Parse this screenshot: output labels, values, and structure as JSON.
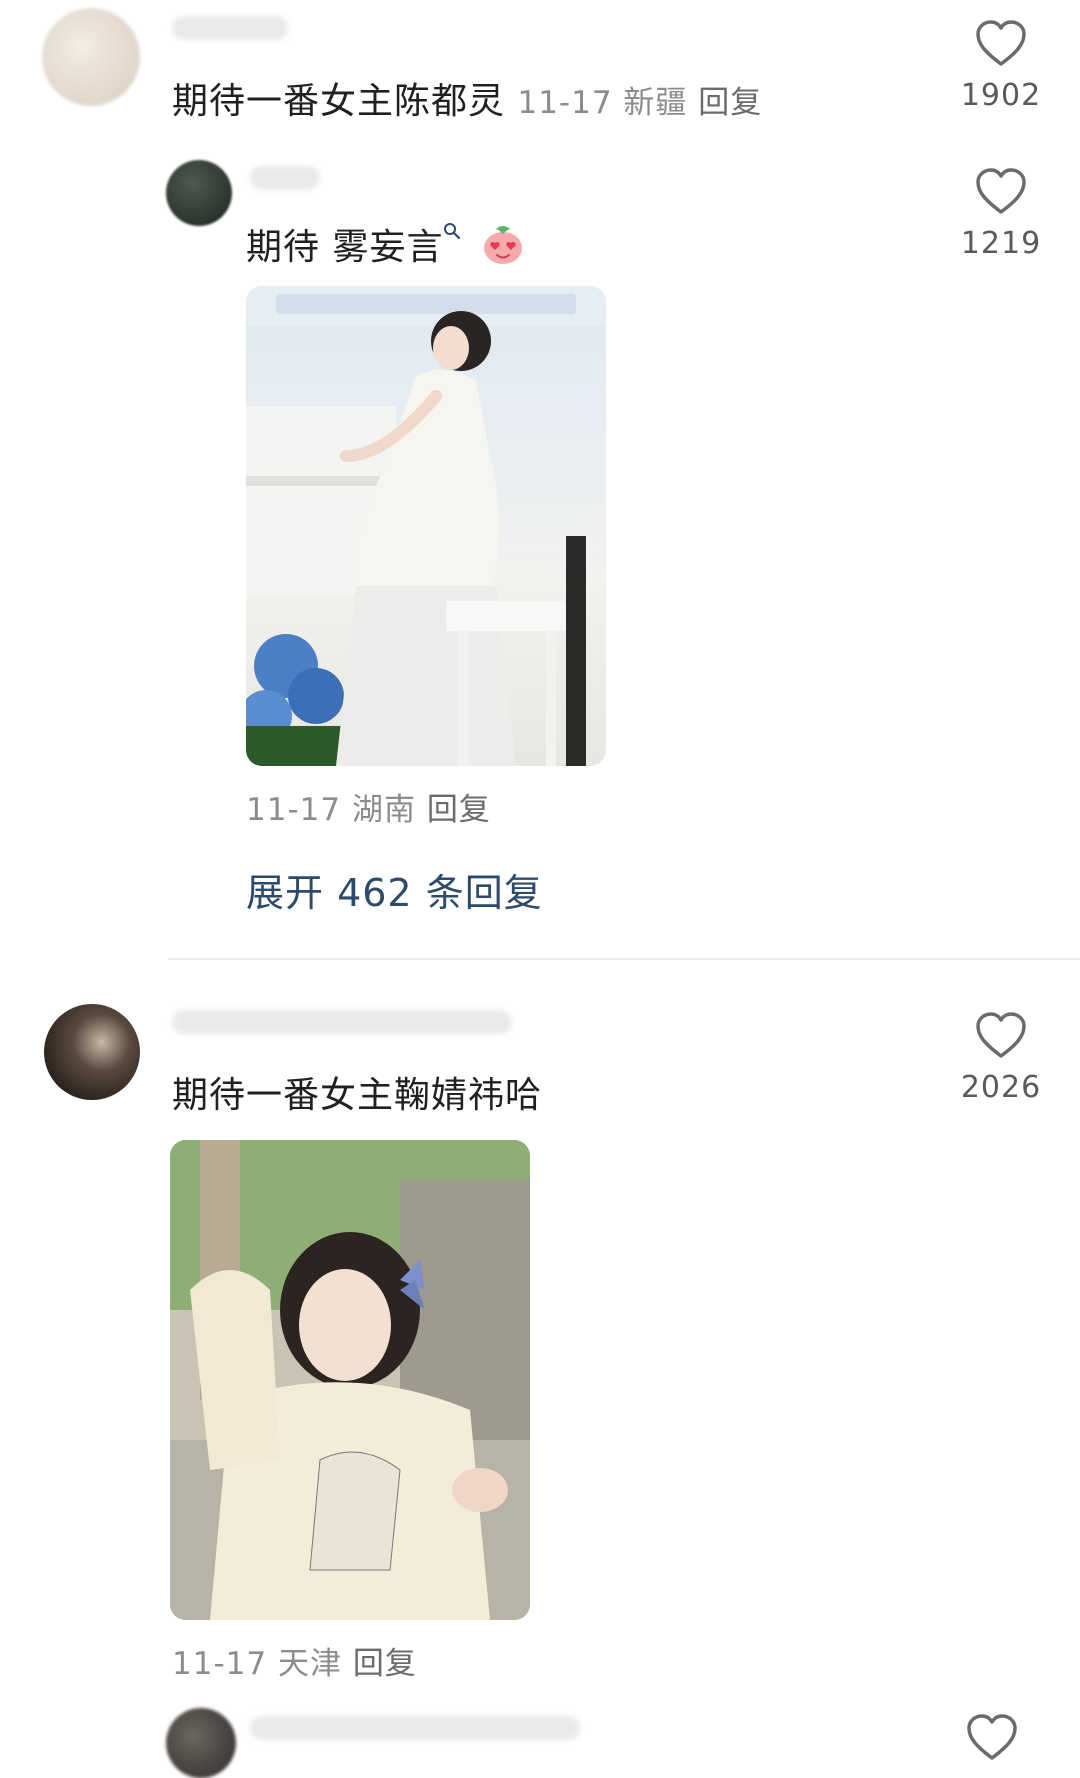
{
  "comments": [
    {
      "text": "期待一番女主陈都灵",
      "date": "11-17",
      "location": "新疆",
      "reply_label": "回复",
      "likes": "1902"
    },
    {
      "text": "期待 雾妄言",
      "search_icon": "search-superscript-icon",
      "emoji": "heart-eyes-peach-emoji",
      "date": "11-17",
      "location": "湖南",
      "reply_label": "回复",
      "likes": "1219",
      "expand_label": "展开 462 条回复"
    },
    {
      "text": "期待一番女主鞠婧祎哈",
      "date": "11-17",
      "location": "天津",
      "reply_label": "回复",
      "likes": "2026"
    }
  ],
  "colors": {
    "text": "#202020",
    "meta": "#8c8c8c",
    "link": "#2e4a6a",
    "icon": "#6b6b6b"
  }
}
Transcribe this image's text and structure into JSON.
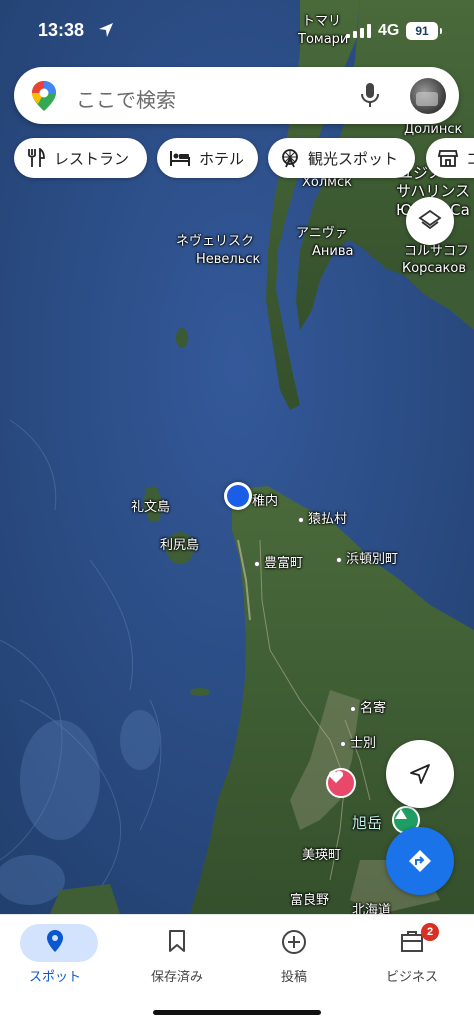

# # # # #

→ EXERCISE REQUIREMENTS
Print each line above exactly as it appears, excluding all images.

→ RESPONSE BOX
Parse this screenshot: output labels, values, and structure as JSON.
{
  "comments": [
    {
      "text": "期待一番女主陈都灵",
      "date": "11-17",
      "location": "新疆",
      "reply_label": "回复",
      "likes": "1902"
    },
    {
      "text": "期待 雾妄言",
      "search_icon": "search-superscript-icon",
      "emoji": "heart-eyes-peach-emoji",
      "date": "11-17",
      "location": "湖南",
      "reply_label": "回复",
      "likes": "1219",
      "expand_label": "展开 462 条回复"
    },
    {
      "text": "期待一番女主鞠婧祎哈",
      "date": "11-17",
      "location": "天津",
      "reply_label": "回复",
      "likes": "2026"
    }
  ],
  "colors": {
    "text": "#202020",
    "meta": "#8c8c8c",
    "link": "#2e4a6a",
    "icon": "#6b6b6b"
  }
}
Transcribe this image's text and structure into JSON.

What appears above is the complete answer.